The second research opportunity involves implanting deuterium into stainless steel using particle accelerator beams. While the work is just getting started, Lisowski is excited “to be practicing new skills rather than just doing P-sets,” she says. “And there's a possibility I could turn this research into an undergraduate thesis.”

Mission based to the core

Along with classes and research, Lisowski will maintain her strenuous ROTC regimen, which includes three early morning training sessions, as well as field training exercises. She is especially excited about the ROTC's leadership opportunities, which often involve talking in front of people and planning things on short notice. “I really like being put on the spot,” she says.

Among her favorite exercises: the 18-minute drill. It’s a combat scenario conducted out in the field, where Lisowski and a partner must map out, instruct and execute an ambush or reconnaissance plan in 18 minutes.

“We have to figure out who’s doing what and convey it to our cadre, right then and there,” she says. “The ROTC teaches you how to make decisions quickly, get something done, and helps you learn how to function effectively in stressful environments.”

Lisowski, who engaged in Civil Air Patrol search and rescue work during high school, wholeheartedly commits to her cadet training. “In the military, instructors yell at you and make things physically hard because they want to push you toward excellence,” she says. “I love performing these exercises, which teach military values of respect, loyalty and purpose.”

While Lisowski says it is too early to nail down her post-MIT career plans, she believes she will be ready to serve as an officer in the U.S. Army. But because she also finds the idea of intelligence work exciting, she plans to take policy courses “focusing on the security aspects of nuclear,” she says.

Lisowski feels the biggest challenge for her final years at MIT will be “balancing ROTC and school life.” She doesn't just mean academics. Because she recently joined a cooking co-op, Lisowski must figure out how to prepare favorite meals like fettucine Alfredo with mushrooms and broccoli for eight—after spending a day in field training.

And Lisowski has another extracurricular commitment testing her time-management skills, one that seems especially fitting for someone eager to live life at its fullest. She is president of the MIT Spinning Arts Club. No, it has nothing to do with bicycles, fabrics, or ceramics.

“Imagine a light saber with two ends on fire that you perform with,” she explains. Combining a martial art with juggling, dance and craft design, it’s an activity that Lisowski runs, with weekly meetings and shows in the Stata amphitheater. Her unique take on spinning involves a kind of ballet-spinning arts fusion, with a flaming staff. She also enjoys partner performances, and sometimes even fire-eating. It looks kind of risky, but Lisowski wouldn't have it any other way: She says, “I believe in living with no regrets: Once I make a decision to do something, I do not look back.”


VIDEO: Eva Lisowski speaks about what drew her to nuclear science and engineering

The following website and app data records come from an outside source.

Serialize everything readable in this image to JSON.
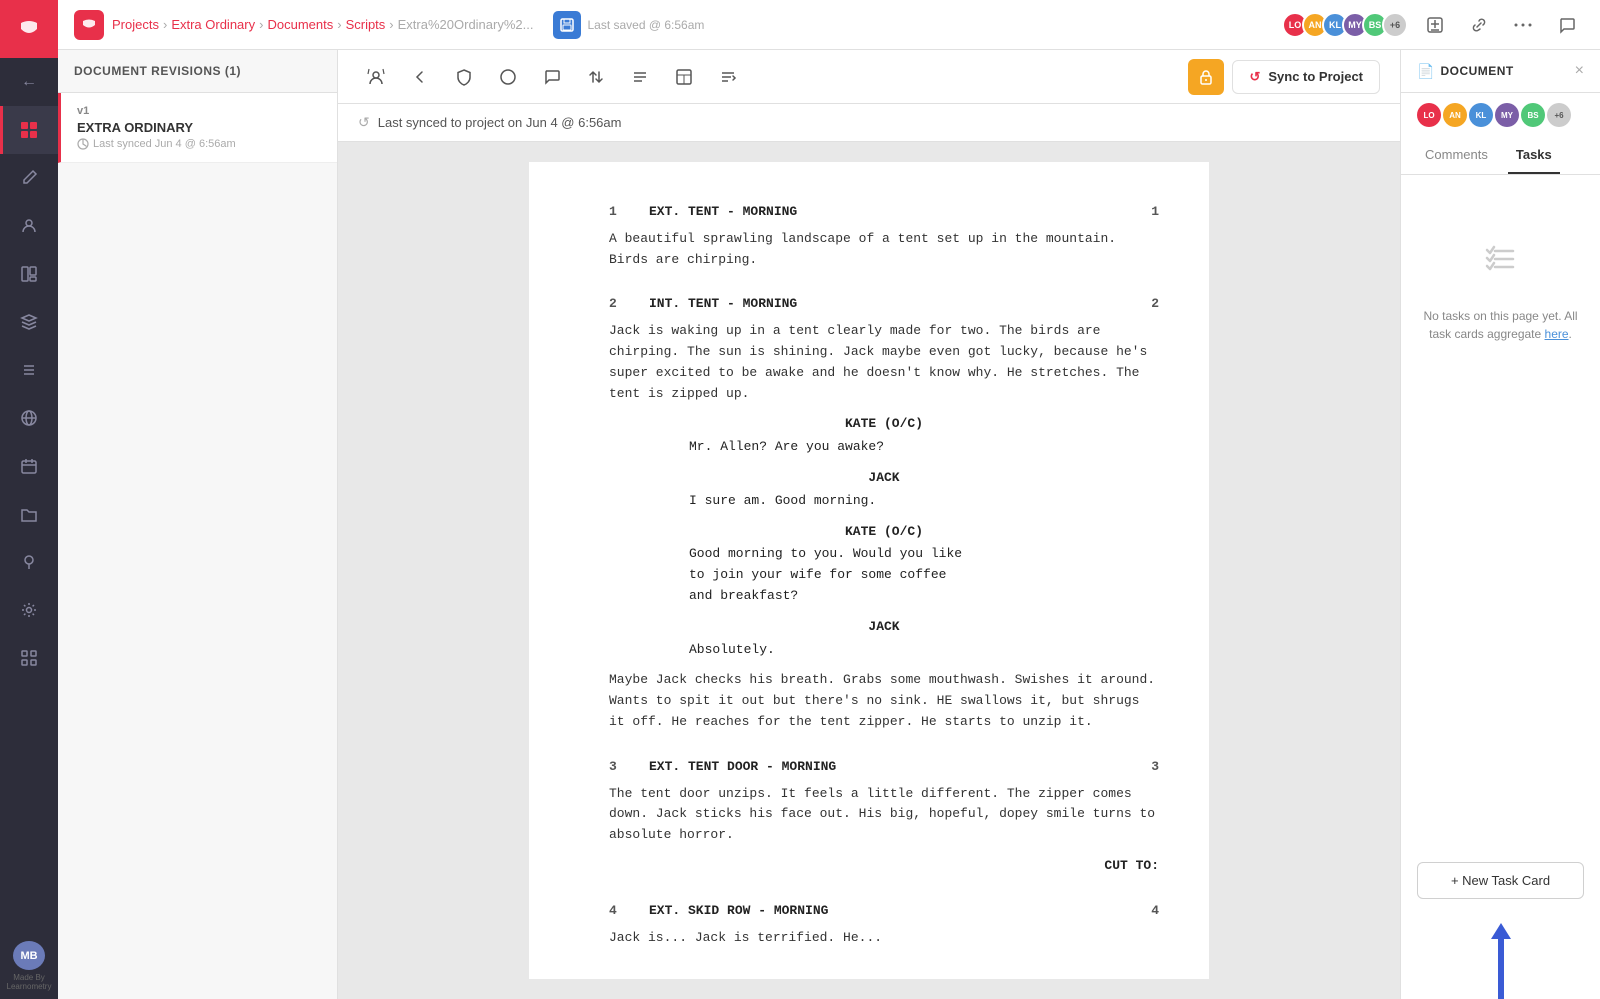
{
  "app": {
    "logo_alt": "Celtx",
    "brand_color": "#e8304a"
  },
  "topbar": {
    "breadcrumbs": [
      {
        "label": "Projects",
        "href": "#"
      },
      {
        "label": "Extra Ordinary",
        "href": "#"
      },
      {
        "label": "Documents",
        "href": "#"
      },
      {
        "label": "Scripts",
        "href": "#"
      },
      {
        "label": "Extra%20Ordinary%2...",
        "href": "#"
      }
    ],
    "save_icon_color": "#3a7bd5",
    "last_saved": "Last saved @ 6:56am",
    "avatars": [
      {
        "initials": "LO",
        "color": "#e8304a"
      },
      {
        "initials": "AN",
        "color": "#f5a623"
      },
      {
        "initials": "KL",
        "color": "#4a90d9"
      },
      {
        "initials": "MY",
        "color": "#7b5ea7"
      },
      {
        "initials": "BS",
        "color": "#50c878"
      },
      {
        "initials": "+6",
        "color": "#ccc",
        "text_color": "#555"
      }
    ]
  },
  "revisions": {
    "header": "DOCUMENT REVISIONS (1)",
    "items": [
      {
        "version": "v1",
        "title": "EXTRA ORDINARY",
        "meta": "Last synced Jun 4 @ 6:56am"
      }
    ]
  },
  "toolbar": {
    "buttons": [
      {
        "name": "characters-icon",
        "symbol": "🎭"
      },
      {
        "name": "revision-icon",
        "symbol": "◀"
      },
      {
        "name": "shield-icon",
        "symbol": "🛡"
      },
      {
        "name": "circle-icon",
        "symbol": "○"
      },
      {
        "name": "comment-icon",
        "symbol": "💬"
      },
      {
        "name": "arrows-icon",
        "symbol": "⇄"
      },
      {
        "name": "lines-icon",
        "symbol": "≡"
      },
      {
        "name": "panel-icon",
        "symbol": "▣"
      },
      {
        "name": "sort-icon",
        "symbol": "⇅"
      }
    ],
    "lock_symbol": "🔒",
    "sync_label": "Sync to Project",
    "sync_icon": "↺"
  },
  "sync_banner": {
    "text": "Last synced to project on Jun 4 @ 6:56am",
    "icon": "↺"
  },
  "script": {
    "scenes": [
      {
        "number": 1,
        "heading": "EXT. TENT - MORNING",
        "action": "A beautiful sprawling landscape of a tent set up in the mountain. Birds are chirping.",
        "dialogues": []
      },
      {
        "number": 2,
        "heading": "INT. TENT - MORNING",
        "action": "Jack is waking up in a tent clearly made for two. The birds are chirping. The sun is shining. Jack maybe even got lucky, because he's super excited to be awake and he doesn't know why. He stretches. The tent is zipped up.",
        "dialogues": [
          {
            "character": "KATE (O/C)",
            "lines": [
              "Mr. Allen? Are you awake?"
            ]
          },
          {
            "character": "JACK",
            "lines": [
              "I sure am. Good morning."
            ]
          },
          {
            "character": "KATE (O/C)",
            "lines": [
              "Good morning to you. Would you like",
              "to join your wife for some coffee",
              "and breakfast?"
            ]
          },
          {
            "character": "JACK",
            "lines": [
              "Absolutely."
            ]
          }
        ],
        "post_action": "Maybe Jack checks his breath. Grabs some mouthwash. Swishes it around. Wants to spit it out but there's no sink. HE swallows it, but shrugs it off. He reaches for the tent zipper. He starts to unzip it."
      },
      {
        "number": 3,
        "heading": "EXT. TENT DOOR - MORNING",
        "action": "The tent door unzips. It feels a little different. The zipper comes down. Jack sticks his face out. His big, hopeful, dopey smile turns to absolute horror.",
        "cut_to": "CUT TO:",
        "dialogues": []
      },
      {
        "number": 4,
        "heading": "EXT. SKID ROW - MORNING",
        "action": "Jack is... Jack is terrified. He...",
        "dialogues": []
      }
    ]
  },
  "right_panel": {
    "title": "DOCUMENT",
    "doc_icon": "📄",
    "close_icon": "×",
    "tabs": [
      {
        "label": "Comments",
        "active": false
      },
      {
        "label": "Tasks",
        "active": true
      }
    ],
    "avatars": [
      {
        "initials": "LO",
        "color": "#e8304a"
      },
      {
        "initials": "AN",
        "color": "#f5a623"
      },
      {
        "initials": "KL",
        "color": "#4a90d9"
      },
      {
        "initials": "MY",
        "color": "#7b5ea7"
      },
      {
        "initials": "BS",
        "color": "#50c878"
      },
      {
        "initials": "+6",
        "color": "#ccc"
      }
    ],
    "tasks_empty_text": "No tasks on this page yet. All task cards aggregate ",
    "tasks_link_text": "here",
    "new_task_label": "+ New Task Card"
  },
  "left_nav": {
    "items": [
      {
        "name": "back-icon",
        "symbol": "←",
        "active": false
      },
      {
        "name": "home-icon",
        "symbol": "⌂",
        "active": true,
        "color": "#e8304a"
      },
      {
        "name": "edit-icon",
        "symbol": "✏",
        "active": false
      },
      {
        "name": "person-icon",
        "symbol": "👤",
        "active": false
      },
      {
        "name": "board-icon",
        "symbol": "⊞",
        "active": false
      },
      {
        "name": "layers-icon",
        "symbol": "≡",
        "active": false
      },
      {
        "name": "list-icon",
        "symbol": "☰",
        "active": false
      },
      {
        "name": "globe-icon",
        "symbol": "◉",
        "active": false
      },
      {
        "name": "calendar-icon",
        "symbol": "📅",
        "active": false
      },
      {
        "name": "folder-icon",
        "symbol": "📁",
        "active": false
      },
      {
        "name": "pin-icon",
        "symbol": "📌",
        "active": false
      },
      {
        "name": "sliders-icon",
        "symbol": "⚙",
        "active": false
      },
      {
        "name": "grid-icon",
        "symbol": "⊞",
        "active": false
      }
    ],
    "bottom_avatar": {
      "initials": "MB",
      "color": "#6b7bb8"
    },
    "made_by": "Made By\nLearnometry"
  }
}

VIDEO: Eva Lisowski — flame spinning performance


Written by Leda Zimmerman. Photo by Gretchen Ertl.

December 2018

Department of Nuclear Science & Engineering

Massachusetts Institute of Technology
77 Massachusetts Avenue, 24-107
Cambridge, MA 02139
nse-info@mit.edu